Non-Right To Work States Cost You More $$$$

Tax Burdens Heavier in Forced-Dues States

Lower Housing, Energy Costs Magnify Right to Work Tax Advantage

On April 16, according to the nonpartisan, Washington, D.C.-based Tax Foundation, “Tax Freedom Day” (TFD) 2019 finally arrived.

The Tax Foundation’s entire analysis is available at www.taxfoundation.org — the group’s web site.

As the Tax Foundation explains, TFD is “the day when the nation as a whole has earned enough money to pay its total tax bill for the year.”

TFD “takes all federal, state and local taxes and divides them by the nation’s income.” 

According to the Tax Foundation’s current estimate, this year Americans will pay “$3.42 trillion in federal taxes and $1.86 trillion in state and local taxes, for a total tax bill of $5.29 trillion . . . .” That’s 29% of all the nation’s income.

In Right to Work States, Employees Get Nearly Two Extra Weeks’ Take-Home Pay

Besides calculating when TFD comes annually each year in the nation as a whole, the Tax Foundation  calculates when TFD arrives in each of the 50 states.

Not surprisingly, the burden of taxation is not borne equally by all Americans.

Several factors significantly influence when TFD comes for individual taxpayers and households.

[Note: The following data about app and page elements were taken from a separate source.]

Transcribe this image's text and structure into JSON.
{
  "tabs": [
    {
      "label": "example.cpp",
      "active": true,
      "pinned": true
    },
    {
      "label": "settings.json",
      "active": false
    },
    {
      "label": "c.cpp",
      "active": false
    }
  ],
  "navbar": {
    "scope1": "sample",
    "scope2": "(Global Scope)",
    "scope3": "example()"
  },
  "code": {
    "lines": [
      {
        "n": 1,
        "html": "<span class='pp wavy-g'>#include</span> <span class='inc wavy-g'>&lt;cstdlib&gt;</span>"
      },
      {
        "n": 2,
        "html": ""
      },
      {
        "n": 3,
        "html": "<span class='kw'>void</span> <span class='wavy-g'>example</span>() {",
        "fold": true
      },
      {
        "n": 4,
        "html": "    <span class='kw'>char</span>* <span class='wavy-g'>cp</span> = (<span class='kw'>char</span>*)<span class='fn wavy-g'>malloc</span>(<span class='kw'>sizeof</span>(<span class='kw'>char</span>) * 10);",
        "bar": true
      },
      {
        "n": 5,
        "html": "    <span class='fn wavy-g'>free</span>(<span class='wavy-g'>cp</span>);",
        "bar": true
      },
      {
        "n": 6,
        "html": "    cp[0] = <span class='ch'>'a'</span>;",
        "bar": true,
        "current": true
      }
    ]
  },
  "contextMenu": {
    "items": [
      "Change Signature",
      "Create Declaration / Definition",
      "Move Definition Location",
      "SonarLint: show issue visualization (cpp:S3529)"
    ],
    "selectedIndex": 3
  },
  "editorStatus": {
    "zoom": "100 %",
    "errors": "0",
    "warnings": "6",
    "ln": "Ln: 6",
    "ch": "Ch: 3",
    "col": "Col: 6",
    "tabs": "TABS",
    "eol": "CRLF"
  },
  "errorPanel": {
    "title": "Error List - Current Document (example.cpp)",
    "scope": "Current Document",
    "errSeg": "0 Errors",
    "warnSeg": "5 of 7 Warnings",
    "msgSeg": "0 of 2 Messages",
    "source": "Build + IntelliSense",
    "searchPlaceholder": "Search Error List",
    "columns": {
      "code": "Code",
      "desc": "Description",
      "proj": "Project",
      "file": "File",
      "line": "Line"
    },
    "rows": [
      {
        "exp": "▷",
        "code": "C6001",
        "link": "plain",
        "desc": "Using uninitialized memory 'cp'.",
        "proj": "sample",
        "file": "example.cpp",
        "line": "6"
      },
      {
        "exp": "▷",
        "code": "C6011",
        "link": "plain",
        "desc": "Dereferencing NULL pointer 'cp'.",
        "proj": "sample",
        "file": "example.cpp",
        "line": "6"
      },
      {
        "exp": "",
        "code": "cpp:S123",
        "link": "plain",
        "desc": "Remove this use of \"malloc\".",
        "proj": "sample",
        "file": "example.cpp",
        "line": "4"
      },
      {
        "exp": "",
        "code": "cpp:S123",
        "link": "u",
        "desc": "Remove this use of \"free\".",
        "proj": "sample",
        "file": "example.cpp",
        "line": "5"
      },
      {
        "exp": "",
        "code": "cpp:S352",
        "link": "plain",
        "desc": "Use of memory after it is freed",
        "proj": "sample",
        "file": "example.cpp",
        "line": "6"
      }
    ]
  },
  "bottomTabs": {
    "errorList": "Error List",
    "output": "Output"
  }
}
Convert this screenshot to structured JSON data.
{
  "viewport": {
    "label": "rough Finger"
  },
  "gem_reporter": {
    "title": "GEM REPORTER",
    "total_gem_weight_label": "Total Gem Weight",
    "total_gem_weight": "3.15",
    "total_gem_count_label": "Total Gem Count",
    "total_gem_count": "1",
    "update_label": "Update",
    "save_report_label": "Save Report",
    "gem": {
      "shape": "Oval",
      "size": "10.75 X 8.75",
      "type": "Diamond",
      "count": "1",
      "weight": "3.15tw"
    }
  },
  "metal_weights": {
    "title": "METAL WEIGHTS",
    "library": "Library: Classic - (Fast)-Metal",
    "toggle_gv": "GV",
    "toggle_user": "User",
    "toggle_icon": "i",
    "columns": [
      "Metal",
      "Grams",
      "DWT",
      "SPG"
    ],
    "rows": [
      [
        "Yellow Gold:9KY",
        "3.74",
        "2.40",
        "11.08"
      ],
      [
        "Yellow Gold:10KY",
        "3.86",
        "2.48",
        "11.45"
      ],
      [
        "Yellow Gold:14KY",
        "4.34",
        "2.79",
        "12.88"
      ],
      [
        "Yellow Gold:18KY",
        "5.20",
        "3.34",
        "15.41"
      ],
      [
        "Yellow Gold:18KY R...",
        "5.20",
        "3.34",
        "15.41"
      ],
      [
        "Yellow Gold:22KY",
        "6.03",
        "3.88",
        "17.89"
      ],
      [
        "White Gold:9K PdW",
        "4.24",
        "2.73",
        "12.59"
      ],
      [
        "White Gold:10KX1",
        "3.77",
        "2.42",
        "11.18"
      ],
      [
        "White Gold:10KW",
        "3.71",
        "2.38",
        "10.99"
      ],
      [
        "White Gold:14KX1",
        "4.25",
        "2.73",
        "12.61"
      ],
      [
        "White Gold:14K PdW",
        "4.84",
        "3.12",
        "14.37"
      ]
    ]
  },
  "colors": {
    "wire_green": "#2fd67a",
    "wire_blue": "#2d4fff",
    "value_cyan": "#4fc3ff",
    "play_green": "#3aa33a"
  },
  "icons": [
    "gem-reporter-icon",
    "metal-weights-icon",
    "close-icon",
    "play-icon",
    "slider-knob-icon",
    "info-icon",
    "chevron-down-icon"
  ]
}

The Tax Foundation highlighted two in its report: The total tax burden borne by residents of different states varies considerably due to differing state policies and the progressivity of the federal tax system.

Soon after the Tax Foundation issued its report on TFD 2019, the National Institute for Labor Relations Research calculated average TFD’s for the 27 Right to Work states as a group and the 23 forced-dues states as a group.

To derive aggregate TFD’s for states where compulsory union dues are either permitted or prohibited, the Institute used state personal income data for 2018 as reported by the U.S. Commerce Department and the estimated 2019 TFD’s for the 50 states as reported by the Tax Foundation.

The Institute estimates that this year residents of forced-unionism states are forking over 30.6% of their total peronsal income in taxes.

“That’s a 13% higher share than the Right to Work state average,” commented National Right to Work Committee Vice President Greg Mourad.

“TFD in compulsory-unionism states as a group didn’t come until April 22 this year.

“In contrast, TFD in Right to Work states as a group came on April 9, or nearly two weeks earlier than the forced-unionism average.”

Cost of Living-Adjusted Employee Compensation Higher In Right to Work States

Mr. Mourad continued:

“In part, TFD comes significantly earlier in Right to Work states than in forced-unionism states because state and local taxes typically consume a smaller share of income in jurisdictions where unionism is voluntary.”

Another advantage for Right to Work states is their lower living costs.

As the Institute reported earlier this year, interstate cost-of-living indices calculated by the Missouri Economic Research and Information Center show that on average forced-unionism states were 27.6% more expensive to live in than Right to Work states in 2018.

Thirteen of the 14 most affordable states have Right to Work laws on the books, but not one of the 14 least affordable states has one.

When cost-of-living differences are factored in, the average compensation per employee is higher in Right to Work states than in forced-unionism states.

However, progressive federal income taxes are levied on nominal, rather than cost of living-adjusted incomes.

Households in High-Cost Big Labor Stronghold States ‘Get Socked Twice’

Consequently, explained Mr. Mourad, households in high-cost forced-unionism states like California, New York, New Jersey, Connecticut and Massachusetts “get socked twice.”

“They have to fork over more for housing, food, energy, health care, and other necessities,” Mr. Mourad noted.

“And then they have to pay the same federal income tax rate as a household in a low-cost Right to Work state like Texas or North Carolina making the same nominal income, even though that nominal income goes much further in Right to Work states.”

The TFD disparity, concluded Mr. Mourad, is a prime example of how the forced-unionism system hurts practically everyone, and not just freedom-loving employees and business owners who are directly affected.

(source: June 2019 National Right To Work Newsletter)